How can Europe remain united and move forward after a money laundering scandal? A cooperation between Estonia and Denmark seeks solutions to build a more honest future.


European Capital of Culture Tartu 2024 is knocking on the conscience of Europe! The collaborative production of the Estonian Drama Theatre and Denmark, titled “Rahamaa” (”Business as Usual”), explores the detrimental impact of illicit money on democracy and encourages reflection on how each of us can defend European values. The play, which premiers in June at Kammivabrik, is a gripping narrative inspired by the money laundering scandals, the consequences of which rocked Estonian banking. As an additional event, a lecture and video series will be created, providing insights into the theme from economic, legal, and cultural perspectives.


The actual scope of the money laundering scandal that rocked Estonian banking was unveiled as a result of the war in Ukraine and the sanctions imposed on Russia.
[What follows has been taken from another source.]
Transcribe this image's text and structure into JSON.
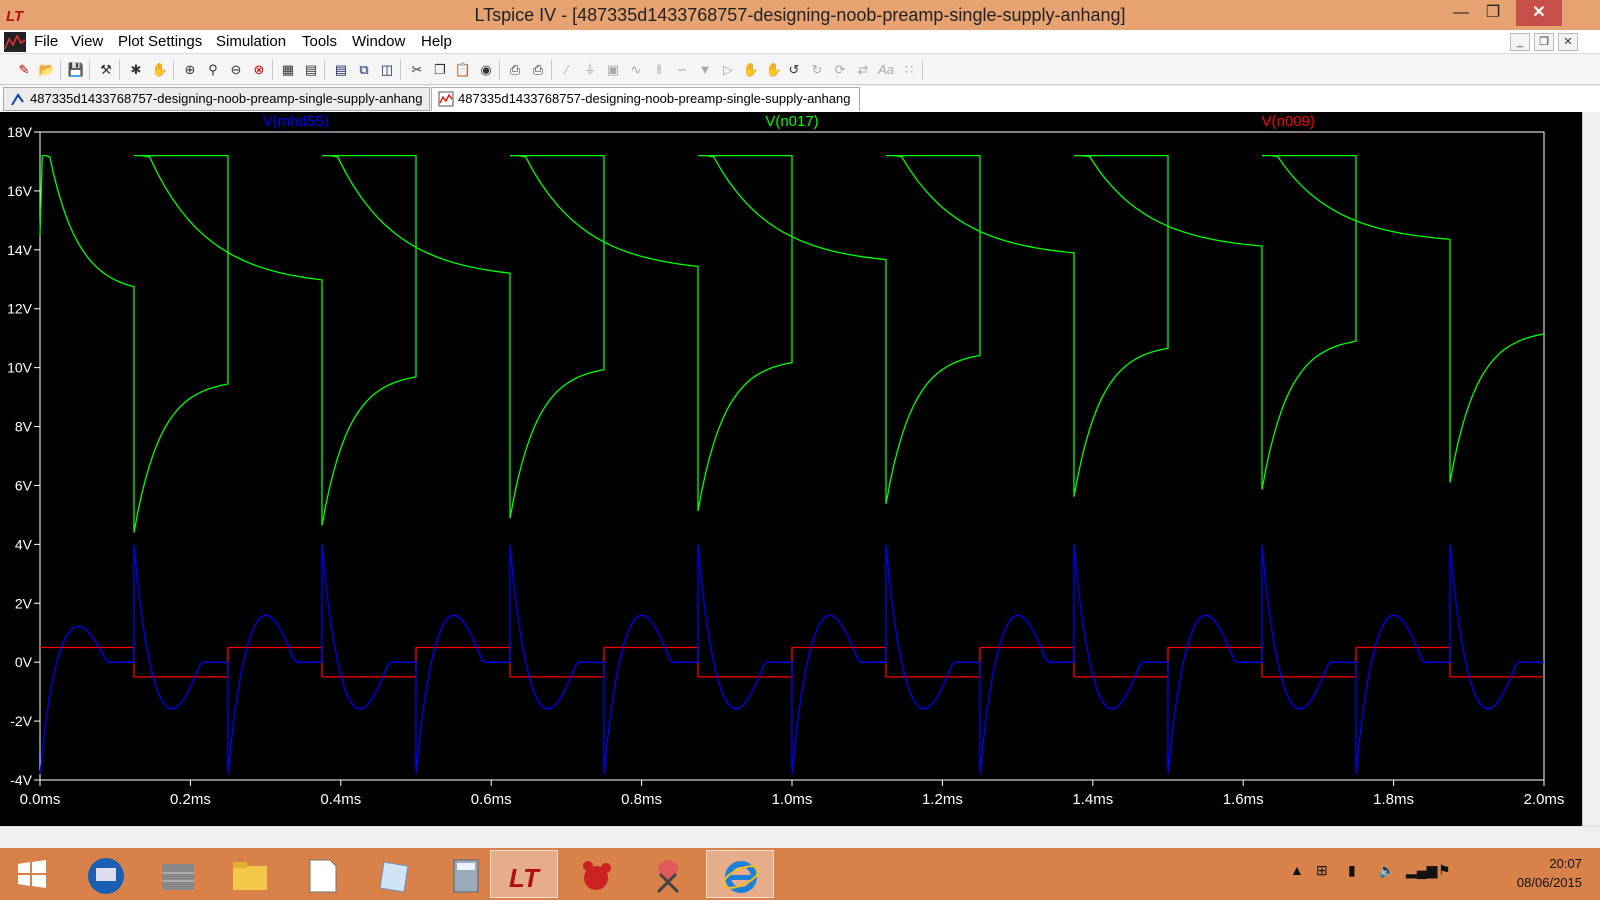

It became visible how significant the impact of dirty money is on the entire Europe. The play, together with a series of additional events, will attempt to answer two crucial questions. Firstly, what enabled the possibility of such a large-scale money laundering scheme in Europe and secondly, what are its consequences and how to mitigate the negative impact?

The Estonian-Danish production will be performed at Kammivabrik in June 2024. At the centre of the story is a young man from the Tartu suburb of Annelinn who, through connections, lands a job in the foreign banking department of a prestigious bank.  The play is authored by Mehis Pihla and directed by Hendrik Toompere Jr. The musical design will be created by the ensemble led by Maria Faust, bringing together some of the best jazz artists from Estonia and Denmark. The production will be multilingual, including Estonian, English, Danish, and Russian. A total of eleven performances will be held, all of which will include English subtitles.
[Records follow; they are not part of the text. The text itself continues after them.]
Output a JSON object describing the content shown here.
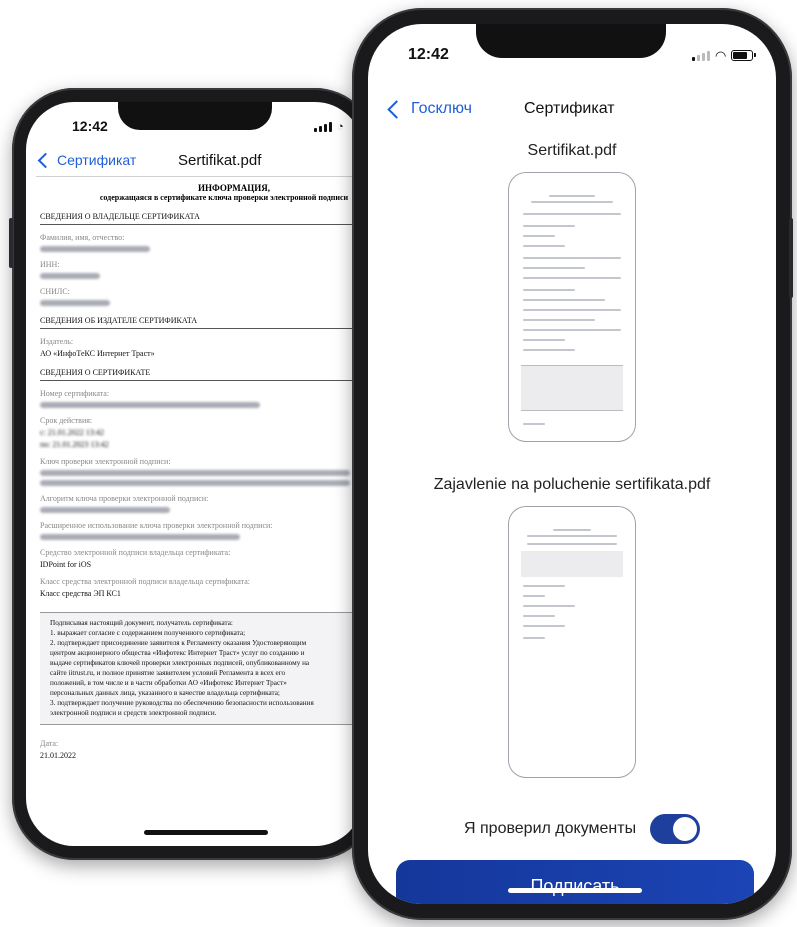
{
  "back_phone": {
    "status_time": "12:42",
    "nav": {
      "back_label": "Сертификат",
      "title": "Sertifikat.pdf"
    },
    "document": {
      "heading_line1": "ИНФОРМАЦИЯ,",
      "heading_line2": "содержащаяся в сертификате ключа проверки электронной подписи",
      "section_owner": "СВЕДЕНИЯ О ВЛАДЕЛЬЦЕ СЕРТИФИКАТА",
      "label_fio": "Фамилия, имя, отчество:",
      "label_inn": "ИНН:",
      "label_snils": "СНИЛС:",
      "section_issuer": "СВЕДЕНИЯ ОБ ИЗДАТЕЛЕ СЕРТИФИКАТА",
      "label_issuer": "Издатель:",
      "issuer_value": "АО «ИнфоТеКС Интернет Траст»",
      "section_cert": "СВЕДЕНИЯ О СЕРТИФИКАТЕ",
      "label_number": "Номер сертификата:",
      "label_validity": "Срок действия:",
      "validity_from": "с: 21.01.2022 13:42",
      "validity_to": "по: 21.01.2023 13:42",
      "label_key": "Ключ проверки электронной подписи:",
      "label_algorithm": "Алгоритм ключа проверки электронной подписи:",
      "label_usage": "Расширенное использование ключа проверки электронной подписи:",
      "label_tool": "Средство электронной подписи владельца сертификата:",
      "tool_value": "IDPoint for iOS",
      "label_class": "Класс средства электронной подписи владельца сертификата:",
      "class_value": "Класс средства ЭП КС1",
      "notice": [
        "Подписывая настоящий документ, получатель сертификата:",
        "1. выражает согласие с содержанием полученного сертификата;",
        "2. подтверждает присоединение заявителя к Регламенту оказания Удостоверяющим",
        "центром акционерного общества «Инфотекс Интернет Траст» услуг по созданию и",
        "выдаче сертификатов ключей проверки электронных подписей, опубликованному на",
        "сайте iitrust.ru, и полное принятие заявителем условий Регламента в всех его",
        "положений, в том числе и в части обработки АО «Инфотекс Интернет Траст»",
        "персональных данных лица, указанного в качестве владельца сертификата;",
        "3. подтверждает получение руководства по обеспечению безопасности использования",
        "электронной подписи и средств электронной подписи."
      ],
      "label_date": "Дата:",
      "date_value": "21.01.2022"
    }
  },
  "front_phone": {
    "status_time": "12:42",
    "nav": {
      "back_label": "Госключ",
      "title": "Сертификат"
    },
    "doc1_title": "Sertifikat.pdf",
    "doc2_title": "Zajavlenie na poluchenie sertifikata.pdf",
    "checkbox_label": "Я проверил документы",
    "sign_button": "Подписать"
  },
  "colors": {
    "accent": "#1f5fd6",
    "button": "#1c44b5",
    "toggle_on": "#1e3f9c"
  }
}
Before the performances, mini-lectures will be held, seeking answers to the question of how to reshape the European economy and politics to prevent illicit money from undermining shared values. We welcome all who are interested, but especially students as they are the shapers of Estonian and Europe’s future. Additionally, video lectures will be produced and made available online.

“Business as Usual” will make everyone think about the kind of Europe we wish to see, and what can be done to bring that image to fruition. Money laundering is not only the “internal matter of the financial system”; its consequences are reflected in our everyday choices. For example, the kinds of companies we choose to support through the consumption of products and services.
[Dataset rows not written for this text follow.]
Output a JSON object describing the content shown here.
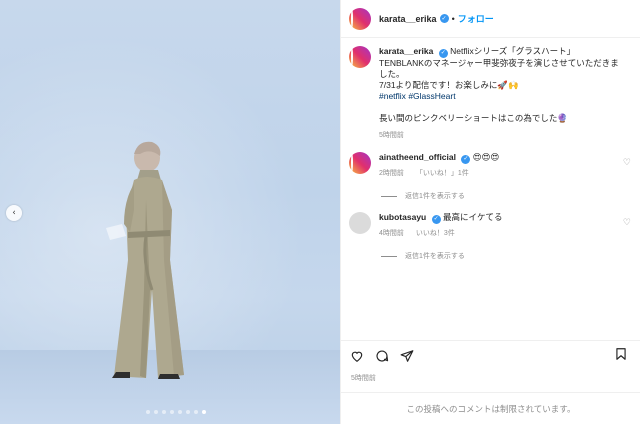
{
  "post": {
    "author": "karata__erika",
    "follow_label": "フォロー",
    "separator": "•"
  },
  "caption": {
    "username": "karata__erika",
    "line1": "Netflixシリーズ「グラスハート」",
    "line2": "TENBLANKのマネージャー甲斐弥夜子を演じさせていただきました。",
    "line3": "7/31より配信です！お楽しみに🚀🙌",
    "hashtag1": "#netflix",
    "hashtag2": "#GlassHeart",
    "line4": "長い間のピンクベリーショートはこの為でした🔮",
    "time": "5時間前"
  },
  "comments": [
    {
      "username": "ainatheend_official",
      "text": "😍😍😍",
      "time": "2時間前",
      "likes": "「いいね！」1件",
      "replies": "返信1件を表示する"
    },
    {
      "username": "kubotasayu",
      "text": "最高にイケてる",
      "time": "4時間前",
      "likes": "いいね！3件",
      "replies": "返信1件を表示する"
    }
  ],
  "footer": {
    "posted_time": "5時間前",
    "comments_restricted": "この投稿へのコメントは制限されています。"
  },
  "carousel": {
    "prev_icon": "‹",
    "dot_count": 8,
    "active_dot": 8
  },
  "icons": {
    "verified": "✓",
    "heart": "♡"
  }
}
Tartu has the opportunity to become a centre for socially significant debates, both in Estonia and beyond. The event series promotes new interdisciplinary connections and cultural cooperation. The play amplifies themes that are relevant throughout Europe, with the potential for dissemination as reading material and potential new productions.